005The walls are all framed, the support beams for the loft are in, and the dormer walls are in place complete with window openings! I’m sorry it is a little hard to see with the tarps draped all around the outside. We are building the Tiny House outside in a climate where it rains a lot. If it starts to rain, we simply need to throw a tarp over the top to keep the building dry. We are looking forward to the day when we have the roof on and the project is water proof on the outside. đŸ™‚

 

 

Off-Grid Living

power lines down 1

power lines down

Written earlier:

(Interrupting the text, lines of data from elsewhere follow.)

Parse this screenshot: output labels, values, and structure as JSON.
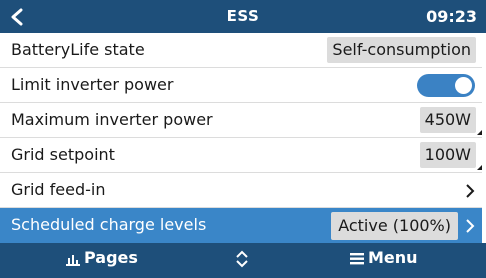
{
  "header": {
    "title": "ESS",
    "time": "09:23",
    "back_icon": "chevron-left-icon"
  },
  "rows": [
    {
      "label": "BatteryLife state",
      "value": "Self-consumption"
    },
    {
      "label": "Limit inverter power",
      "toggle": "on"
    },
    {
      "label": "Maximum inverter power",
      "value": "450W"
    },
    {
      "label": "Grid setpoint",
      "value": "100W"
    },
    {
      "label": "Grid feed-in",
      "icon": "chevron-right-icon"
    },
    {
      "label": "Scheduled charge levels",
      "value": "Active (100%)",
      "selected": true
    }
  ],
  "bottom_bar": {
    "pages_label": "Pages",
    "menu_label": "Menu",
    "pages_icon": "bar-chart-icon",
    "menu_icon": "hamburger-menu-icon",
    "center_icon": "up-down-arrows-icon"
  },
  "colors": {
    "header_bg": "#1e4f7a",
    "selected_row_bg": "#3a86c8",
    "toggle_on": "#3b82c4",
    "value_box_bg": "#dcdcdc"
  }
}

“I am sitting here in the pitch dark with a flashlight writing this the old-fashioned way with pen and paper. There was a big rain and wind storm here on Camano Island that knocked down the power lines. (See photos above taken on our street.) The power has been off for 2 days now. The water is off because it takes electricity to pump it out of the ground. The phone is not working, and there is no way to cook food. My children and dogs are gathered around our propane fireplace for warmth. At least my 12-year-old daughter is having fun in her sleeping bag pretending she is camping in Narnia. (Children are so innocent and resilient.) But that is not how I am feeling. I am stressed out and worried. I realized that we are a society of big babies, depending on the power company to keep our lights on. Our homes are set up so that our entire way of life DEPENDS on the continuous flow of electricity coming through the lines on the power poles. I do not like this helpless feeling. I want my new homestead to be off-grid with my own energy sources. I have been reading about micro wind turbines, solar panels, generators, batteries, etc. People with off-grid power systems are not even aware when the power lines are blown down in a storm. Their lifestyle continues as usual. Their water is running, their houses are warm, and they can still cook food. That is cool.”